* What the exercise asks: Scan the listing below for the word "this", then copy each line that has it.

* Dataset excerpts:
((

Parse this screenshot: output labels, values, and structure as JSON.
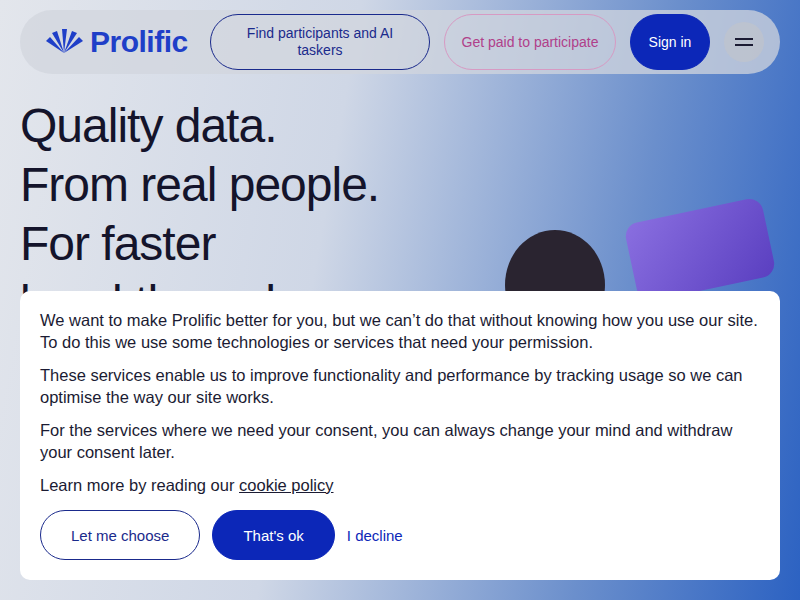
{
  "nav": {
    "logo": "Prolific",
    "buttons": [
      {
        "label": "Find participants and AI taskers",
        "kind": "outline"
      },
      {
        "label": "Get paid to participate",
        "kind": "pink"
      },
      {
        "label": "Sign in",
        "kind": "filled"
      }
    ]
  },
  "hero": {
    "lines": [
      "Quality data.",
      "From real people.",
      "For faster",
      "breakthroughs"
    ]
  },
  "cookie_banner": {
    "paragraphs": [
      "We want to make Prolific better for you, but we can’t do that without knowing how you use our site. To do this we use some technologies or services that need your permission.",
      "These services enable us to improve functionality and performance by tracking usage so we can optimise the way our site works.",
      "For the services where we need your consent, you can always change your mind and withdraw your consent later."
    ],
    "link_prefix": "Learn more by reading our ",
    "link": "cookie policy",
    "buttons": [
      {
        "label": "Let me choose",
        "kind": "outline"
      },
      {
        "label": "That's ok",
        "kind": "filled"
      },
      {
        "label": "I decline",
        "kind": "link"
      }
    ]
  }
}
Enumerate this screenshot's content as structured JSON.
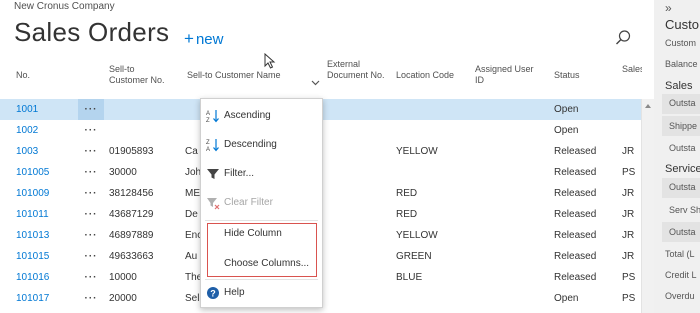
{
  "company": "New Cronus Company",
  "page_title": "Sales Orders",
  "new_action": {
    "plus": "+",
    "label": "new"
  },
  "columns": {
    "no": "No.",
    "sell_to_no": "Sell-to Customer No.",
    "sell_to_name": "Sell-to Customer Name",
    "ext_doc": "External Document No.",
    "location": "Location Code",
    "assigned_user": "Assigned User ID",
    "status": "Status",
    "salesperson": "Salesperson Code"
  },
  "row_dots": "···",
  "rows": [
    {
      "no": "1001",
      "cust": "",
      "name": "",
      "loc": "",
      "status": "Open",
      "sp": "",
      "selected": true
    },
    {
      "no": "1002",
      "cust": "",
      "name": "",
      "loc": "",
      "status": "Open",
      "sp": ""
    },
    {
      "no": "1003",
      "cust": "01905893",
      "name": "Ca",
      "loc": "YELLOW",
      "status": "Released",
      "sp": "JR"
    },
    {
      "no": "101005",
      "cust": "30000",
      "name": "Joh",
      "loc": "",
      "status": "Released",
      "sp": "PS"
    },
    {
      "no": "101009",
      "cust": "38128456",
      "name": "ME",
      "loc": "RED",
      "status": "Released",
      "sp": "JR"
    },
    {
      "no": "101011",
      "cust": "43687129",
      "name": "De",
      "loc": "RED",
      "status": "Released",
      "sp": "JR"
    },
    {
      "no": "101013",
      "cust": "46897889",
      "name": "Enc",
      "loc": "YELLOW",
      "status": "Released",
      "sp": "JR"
    },
    {
      "no": "101015",
      "cust": "49633663",
      "name": "Au",
      "loc": "GREEN",
      "status": "Released",
      "sp": "JR"
    },
    {
      "no": "101016",
      "cust": "10000",
      "name": "The",
      "loc": "BLUE",
      "status": "Released",
      "sp": "PS"
    },
    {
      "no": "101017",
      "cust": "20000",
      "name": "Sel",
      "loc": "",
      "status": "Open",
      "sp": "PS"
    }
  ],
  "column_menu": {
    "ascending": "Ascending",
    "descending": "Descending",
    "filter": "Filter...",
    "clear_filter": "Clear Filter",
    "hide_column": "Hide Column",
    "choose_columns": "Choose Columns...",
    "help": "Help"
  },
  "factbox": {
    "collapse": "»",
    "title": "Custo",
    "items": [
      "Custom",
      "Balance"
    ],
    "sales_heading": "Sales",
    "sales_items": [
      "Outsta",
      "Shippe",
      "Outsta"
    ],
    "service_heading": "Service",
    "service_items": [
      "Outsta",
      "Serv Sh",
      "Outsta"
    ],
    "footer_items": [
      "Total (L",
      "Credit L",
      "Overdu"
    ]
  },
  "colors": {
    "accent": "#0078d4",
    "selected_row": "#cfe5f6",
    "highlight_box": "#d9534f"
  }
}
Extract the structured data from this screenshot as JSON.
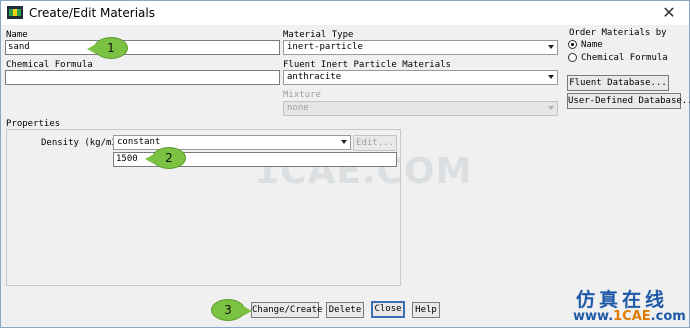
{
  "window": {
    "title": "Create/Edit Materials"
  },
  "name": {
    "label": "Name",
    "value": "sand"
  },
  "chemical_formula": {
    "label": "Chemical Formula",
    "value": ""
  },
  "material_type": {
    "label": "Material Type",
    "value": "inert-particle"
  },
  "fluent_materials": {
    "label": "Fluent Inert Particle Materials",
    "value": "anthracite"
  },
  "mixture": {
    "label": "Mixture",
    "value": "none"
  },
  "order": {
    "label": "Order Materials by",
    "options": [
      {
        "label": "Name",
        "selected": true
      },
      {
        "label": "Chemical Formula",
        "selected": false
      }
    ]
  },
  "side_buttons": {
    "fluent_db": "Fluent Database...",
    "user_db": "User-Defined Database..."
  },
  "properties": {
    "label": "Properties",
    "density_label": "Density (kg/m3)",
    "density_method": "constant",
    "edit_button": "Edit...",
    "density_value": "1500"
  },
  "bottom_buttons": {
    "change_create": "Change/Create",
    "delete": "Delete",
    "close": "Close",
    "help": "Help"
  },
  "callouts": {
    "one": "1",
    "two": "2",
    "three": "3"
  },
  "watermark": "1CAE.COM",
  "brand": {
    "cn": "仿真在线",
    "url_prefix": "www.",
    "url_main": "1CAE",
    "url_suffix": ".com"
  }
}
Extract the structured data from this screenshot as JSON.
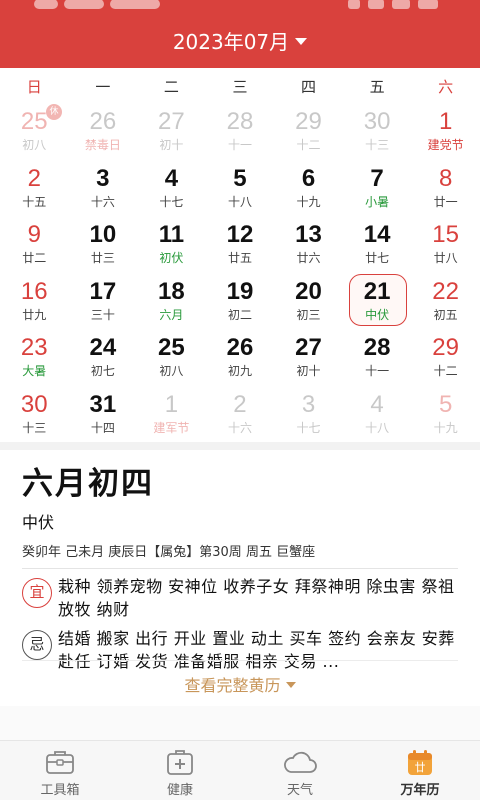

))

* Written reply:
Parse this screenshot: output labels, values, and structure as JSON.
      "We want to make Prolific better for you, but we can’t do that without knowing how you use our site. To do this we use some technologies or services that need your permission.",
Enumerate this screenshot's content as structured JSON.
Extract the structured data from this screenshot as JSON.
Extract the structured data from this screenshot as JSON.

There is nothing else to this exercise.